AIM OF THE TASK
What's needed is an exact copy of all the data below, without pictures.

RECORDS FOR PROCESSING
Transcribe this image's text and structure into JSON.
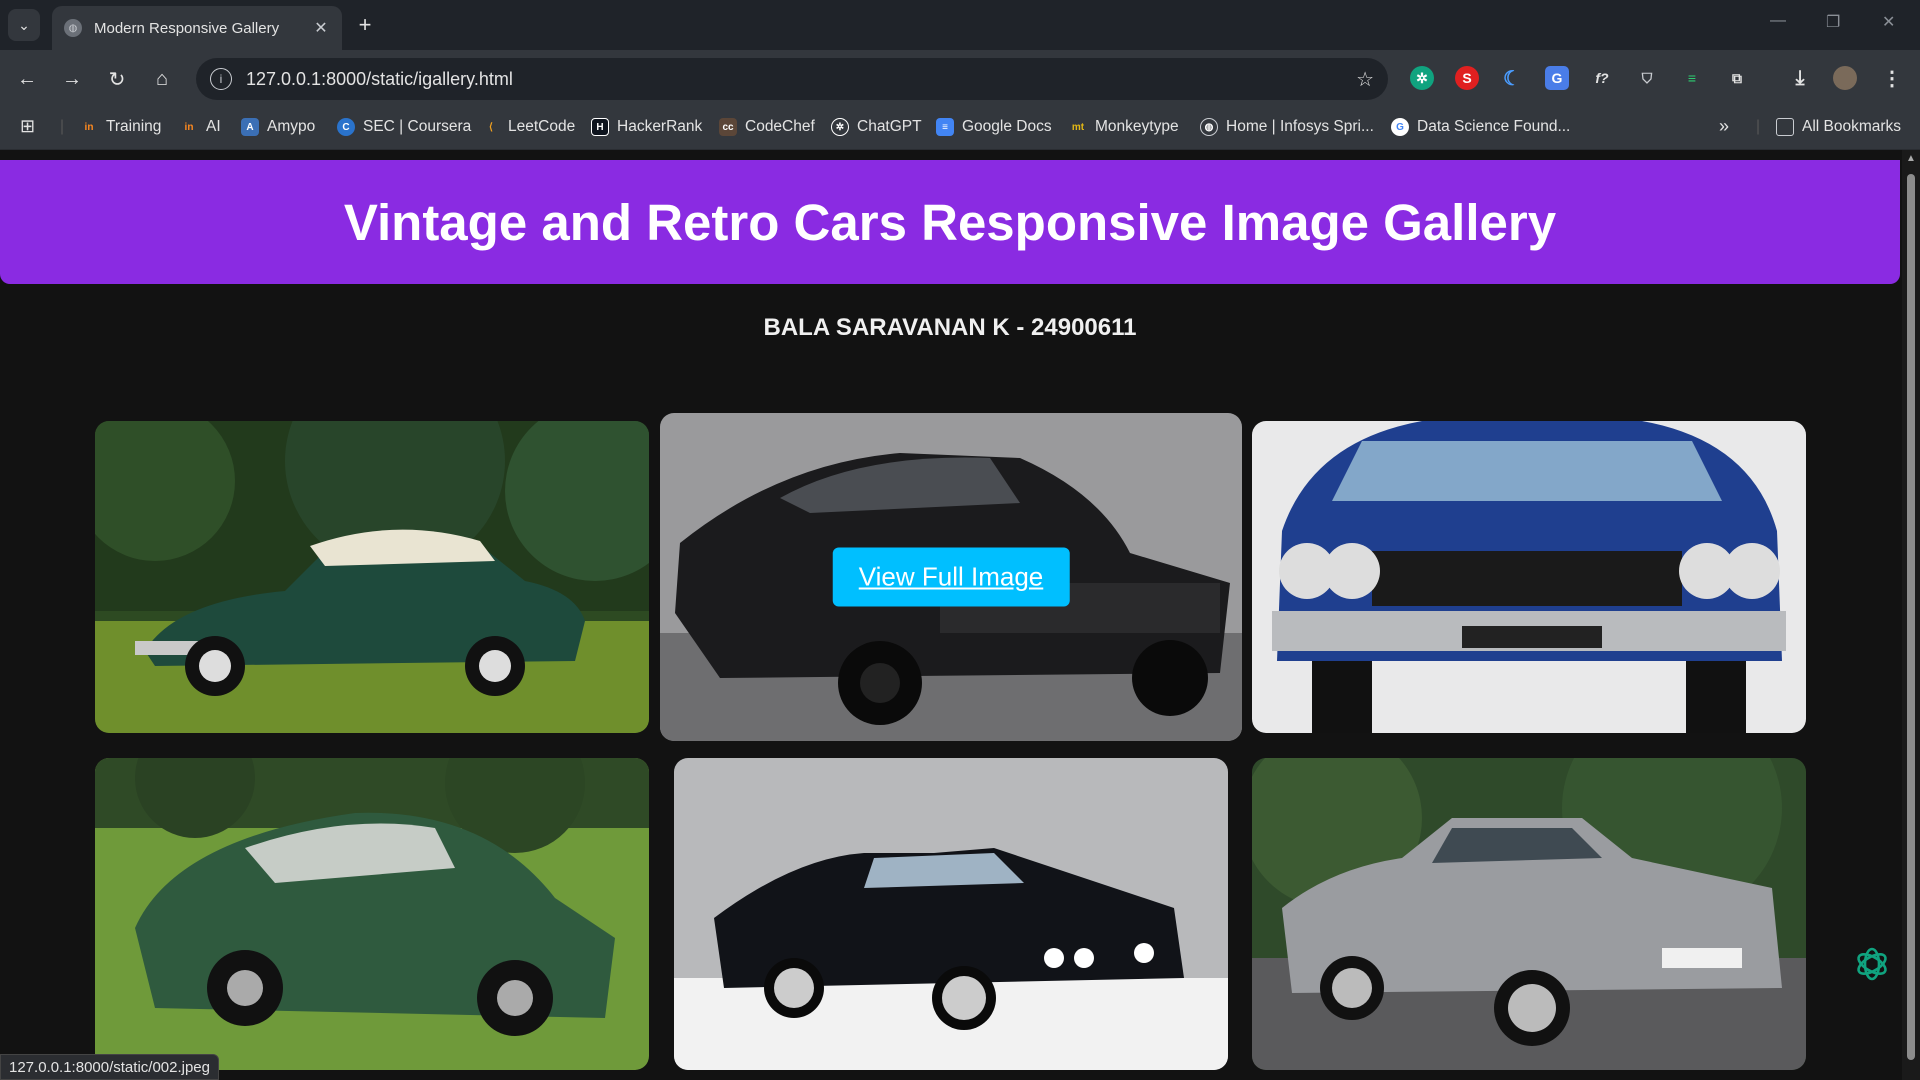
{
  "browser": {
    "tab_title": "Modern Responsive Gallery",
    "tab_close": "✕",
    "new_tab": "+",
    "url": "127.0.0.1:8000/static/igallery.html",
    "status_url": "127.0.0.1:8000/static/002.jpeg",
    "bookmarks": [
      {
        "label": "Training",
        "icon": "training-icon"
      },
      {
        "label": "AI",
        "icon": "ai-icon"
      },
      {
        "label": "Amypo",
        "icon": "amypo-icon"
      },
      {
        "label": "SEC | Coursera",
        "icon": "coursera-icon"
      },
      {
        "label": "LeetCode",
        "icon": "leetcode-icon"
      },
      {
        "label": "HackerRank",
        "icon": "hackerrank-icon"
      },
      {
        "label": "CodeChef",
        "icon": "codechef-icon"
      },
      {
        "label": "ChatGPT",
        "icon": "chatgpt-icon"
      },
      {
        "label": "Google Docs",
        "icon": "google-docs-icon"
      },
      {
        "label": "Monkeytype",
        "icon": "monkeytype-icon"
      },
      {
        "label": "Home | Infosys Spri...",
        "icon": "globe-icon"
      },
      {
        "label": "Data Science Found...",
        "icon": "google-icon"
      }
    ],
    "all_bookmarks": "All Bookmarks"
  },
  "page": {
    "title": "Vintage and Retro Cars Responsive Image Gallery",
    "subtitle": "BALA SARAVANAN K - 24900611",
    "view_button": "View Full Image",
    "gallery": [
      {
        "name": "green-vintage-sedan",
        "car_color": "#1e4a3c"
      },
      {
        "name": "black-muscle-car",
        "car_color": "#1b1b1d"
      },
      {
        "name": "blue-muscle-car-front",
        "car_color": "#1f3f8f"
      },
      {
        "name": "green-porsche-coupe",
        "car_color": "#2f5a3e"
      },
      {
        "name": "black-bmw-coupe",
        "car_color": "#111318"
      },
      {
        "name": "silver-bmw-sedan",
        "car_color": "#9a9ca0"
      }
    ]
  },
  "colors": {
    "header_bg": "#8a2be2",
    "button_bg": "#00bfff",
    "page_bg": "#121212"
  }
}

TASK ANSWER
Transcribe this image's text and structure into JSON.
{
  "browser": {
    "tab_title": "Modern Responsive Gallery",
    "tab_close": "✕",
    "new_tab": "+",
    "url": "127.0.0.1:8000/static/igallery.html",
    "status_url": "127.0.0.1:8000/static/002.jpeg",
    "bookmarks": [
      {
        "label": "Training",
        "icon": "training-icon"
      },
      {
        "label": "AI",
        "icon": "ai-icon"
      },
      {
        "label": "Amypo",
        "icon": "amypo-icon"
      },
      {
        "label": "SEC | Coursera",
        "icon": "coursera-icon"
      },
      {
        "label": "LeetCode",
        "icon": "leetcode-icon"
      },
      {
        "label": "HackerRank",
        "icon": "hackerrank-icon"
      },
      {
        "label": "CodeChef",
        "icon": "codechef-icon"
      },
      {
        "label": "ChatGPT",
        "icon": "chatgpt-icon"
      },
      {
        "label": "Google Docs",
        "icon": "google-docs-icon"
      },
      {
        "label": "Monkeytype",
        "icon": "monkeytype-icon"
      },
      {
        "label": "Home | Infosys Spri...",
        "icon": "globe-icon"
      },
      {
        "label": "Data Science Found...",
        "icon": "google-icon"
      }
    ],
    "all_bookmarks": "All Bookmarks"
  },
  "page": {
    "title": "Vintage and Retro Cars Responsive Image Gallery",
    "subtitle": "BALA SARAVANAN K - 24900611",
    "view_button": "View Full Image",
    "gallery": [
      {
        "name": "green-vintage-sedan",
        "car_color": "#1e4a3c"
      },
      {
        "name": "black-muscle-car",
        "car_color": "#1b1b1d"
      },
      {
        "name": "blue-muscle-car-front",
        "car_color": "#1f3f8f"
      },
      {
        "name": "green-porsche-coupe",
        "car_color": "#2f5a3e"
      },
      {
        "name": "black-bmw-coupe",
        "car_color": "#111318"
      },
      {
        "name": "silver-bmw-sedan",
        "car_color": "#9a9ca0"
      }
    ]
  },
  "colors": {
    "header_bg": "#8a2be2",
    "button_bg": "#00bfff",
    "page_bg": "#121212"
  }
}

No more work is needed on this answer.